Early Pregnancy - What's next?

Yipee! It's confirmed, I'm pregnant...now what?

Congratulations - you're expecting!

If you've tested positive, this is the start of a great experience! There are a lot of changes happening in your body now and you will probably be wondering what they are and also what you're supposed to do next.

The first doctor’s visit

Once your pregnancy is confirmed your doctor will arrange antenatal bloods including an infectious disease screen (for things like HIV and Hepatitis) an immunity screen (for chicken pox and rubella) and a baseline assessment for things like anaemia, vitamin D and iron levels and kidney and liver function tests.

A urine screen for UTI is also done as this is often ‘silent’ in pregnancy and can lead to complications. Your doctor can discuss screening of the baby’s chromosomes through NIPT (as early as 10 weeks) or the first trimester screen (12 weeks).

Symptoms in the early days

Not every woman suffers morning sickness during the first trimester but be prepared to feel extremely tired as your body adjusts itself. You may experience what feels like light period pains in the first weeks, your breast will begin to swell and feel tender, you may get headaches, feel more thirsty than usual and go to the toilet more.

Your stomach will begin to distend a little, or at least feel harder as the embryo settles into the womb. You will also be feeling the joy of 'having a secret' as you wait to share your news with the world – most wait until after the first scan.

The first ultrasound scan

Normally, once the pregnancy is confirmed, you will have a viability scan around 6-7 weeks. This scan is not harmful to the growing fetus or the mother and is the best marker for calculating the exact due date.

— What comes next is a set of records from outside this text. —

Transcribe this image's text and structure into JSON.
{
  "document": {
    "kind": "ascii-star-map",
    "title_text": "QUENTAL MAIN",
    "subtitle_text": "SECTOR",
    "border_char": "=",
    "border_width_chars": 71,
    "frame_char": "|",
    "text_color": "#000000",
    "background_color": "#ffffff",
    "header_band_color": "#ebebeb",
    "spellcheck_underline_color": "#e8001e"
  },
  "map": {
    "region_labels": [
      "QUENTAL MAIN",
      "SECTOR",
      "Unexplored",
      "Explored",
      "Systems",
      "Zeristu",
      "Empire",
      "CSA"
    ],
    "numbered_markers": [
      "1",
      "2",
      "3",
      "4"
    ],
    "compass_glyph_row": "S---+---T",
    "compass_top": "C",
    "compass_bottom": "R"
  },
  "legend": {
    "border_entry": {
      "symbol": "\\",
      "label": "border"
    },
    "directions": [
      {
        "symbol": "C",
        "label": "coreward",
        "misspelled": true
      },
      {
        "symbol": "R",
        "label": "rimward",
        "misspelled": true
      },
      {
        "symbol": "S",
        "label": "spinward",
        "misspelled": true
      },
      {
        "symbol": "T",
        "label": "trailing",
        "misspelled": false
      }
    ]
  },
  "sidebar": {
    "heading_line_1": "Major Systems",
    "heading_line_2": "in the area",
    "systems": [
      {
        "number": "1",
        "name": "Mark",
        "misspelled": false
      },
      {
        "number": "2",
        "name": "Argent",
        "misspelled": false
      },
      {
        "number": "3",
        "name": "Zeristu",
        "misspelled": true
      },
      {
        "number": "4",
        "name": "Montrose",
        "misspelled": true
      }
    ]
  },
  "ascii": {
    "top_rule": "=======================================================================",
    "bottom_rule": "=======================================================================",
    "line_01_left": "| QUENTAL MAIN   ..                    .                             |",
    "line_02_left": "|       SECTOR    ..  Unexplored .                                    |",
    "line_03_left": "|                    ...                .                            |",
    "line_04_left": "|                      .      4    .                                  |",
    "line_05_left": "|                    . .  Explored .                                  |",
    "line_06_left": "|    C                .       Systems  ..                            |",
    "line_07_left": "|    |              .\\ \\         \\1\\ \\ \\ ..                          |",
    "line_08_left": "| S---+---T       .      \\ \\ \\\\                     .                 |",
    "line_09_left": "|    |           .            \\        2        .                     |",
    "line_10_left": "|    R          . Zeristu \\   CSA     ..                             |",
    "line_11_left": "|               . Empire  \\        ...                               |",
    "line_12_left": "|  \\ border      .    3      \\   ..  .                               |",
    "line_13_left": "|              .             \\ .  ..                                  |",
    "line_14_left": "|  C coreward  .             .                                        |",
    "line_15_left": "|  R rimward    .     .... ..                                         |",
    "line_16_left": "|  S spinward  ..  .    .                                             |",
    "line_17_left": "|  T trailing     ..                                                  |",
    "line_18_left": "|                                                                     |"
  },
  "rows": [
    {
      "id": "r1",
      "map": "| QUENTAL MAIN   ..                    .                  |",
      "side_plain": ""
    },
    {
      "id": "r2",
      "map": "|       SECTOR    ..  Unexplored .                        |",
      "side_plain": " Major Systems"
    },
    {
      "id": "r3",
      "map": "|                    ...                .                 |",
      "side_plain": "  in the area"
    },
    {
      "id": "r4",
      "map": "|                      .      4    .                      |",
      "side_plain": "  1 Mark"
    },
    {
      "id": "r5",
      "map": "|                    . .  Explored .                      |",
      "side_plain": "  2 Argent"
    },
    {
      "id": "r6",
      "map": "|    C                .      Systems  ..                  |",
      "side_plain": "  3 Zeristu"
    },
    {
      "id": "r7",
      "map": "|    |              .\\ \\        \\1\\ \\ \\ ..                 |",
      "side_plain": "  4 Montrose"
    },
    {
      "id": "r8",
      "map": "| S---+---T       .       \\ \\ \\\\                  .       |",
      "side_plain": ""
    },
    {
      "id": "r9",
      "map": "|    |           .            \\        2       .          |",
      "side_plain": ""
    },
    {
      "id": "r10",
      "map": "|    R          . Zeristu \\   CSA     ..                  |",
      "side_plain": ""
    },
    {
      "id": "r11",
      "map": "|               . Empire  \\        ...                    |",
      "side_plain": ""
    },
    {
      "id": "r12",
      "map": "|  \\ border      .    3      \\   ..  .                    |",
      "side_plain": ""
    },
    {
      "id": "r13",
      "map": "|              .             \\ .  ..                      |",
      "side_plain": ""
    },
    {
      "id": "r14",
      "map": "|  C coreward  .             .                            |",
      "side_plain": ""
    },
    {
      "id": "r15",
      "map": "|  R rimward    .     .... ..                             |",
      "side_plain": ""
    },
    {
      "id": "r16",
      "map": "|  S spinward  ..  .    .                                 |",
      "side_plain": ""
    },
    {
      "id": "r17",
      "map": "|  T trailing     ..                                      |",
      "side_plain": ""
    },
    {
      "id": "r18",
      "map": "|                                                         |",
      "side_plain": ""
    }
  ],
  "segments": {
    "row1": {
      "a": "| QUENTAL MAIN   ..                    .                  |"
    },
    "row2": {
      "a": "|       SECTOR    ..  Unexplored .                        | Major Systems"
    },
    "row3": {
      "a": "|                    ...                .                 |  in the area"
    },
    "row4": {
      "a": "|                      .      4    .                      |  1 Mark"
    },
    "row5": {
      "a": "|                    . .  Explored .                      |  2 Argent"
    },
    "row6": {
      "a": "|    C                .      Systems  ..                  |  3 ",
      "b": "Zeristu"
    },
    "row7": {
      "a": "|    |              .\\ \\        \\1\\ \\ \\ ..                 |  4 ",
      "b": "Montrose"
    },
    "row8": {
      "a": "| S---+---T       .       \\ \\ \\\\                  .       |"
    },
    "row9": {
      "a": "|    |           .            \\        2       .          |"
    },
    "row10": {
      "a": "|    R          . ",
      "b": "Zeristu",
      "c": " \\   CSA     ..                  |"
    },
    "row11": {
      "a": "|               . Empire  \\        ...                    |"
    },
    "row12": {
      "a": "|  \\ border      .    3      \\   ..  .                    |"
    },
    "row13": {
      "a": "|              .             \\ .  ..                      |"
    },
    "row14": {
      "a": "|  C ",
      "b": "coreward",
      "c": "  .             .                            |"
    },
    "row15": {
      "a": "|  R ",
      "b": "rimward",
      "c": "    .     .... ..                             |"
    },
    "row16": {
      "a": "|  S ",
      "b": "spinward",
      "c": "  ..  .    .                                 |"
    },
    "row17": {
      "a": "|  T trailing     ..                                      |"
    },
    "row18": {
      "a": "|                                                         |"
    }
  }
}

A second scan is offered at around 12 weeks to screen for syndromes associated with abnormal chromosomes (eg Down syndrome). This scan is combined with a blood test and the mother’s age to provide a risk score (first trimester screen).

How often should I visit my doctor?

Your doctor or gynaecologist will schedule your appointments according to each check-up. Low risk women will only require several appointments over the course of the pregnancy. High risk pregnancies (eg older women, IVF pregnancies, twins, women with medical problems) require more frequent visits.

It's now time to take care of your health, nutrition and to rest properly. Embrace with joy the new life growing within!

Let our experts guide you comfortably through your pregnancy! Contact us now.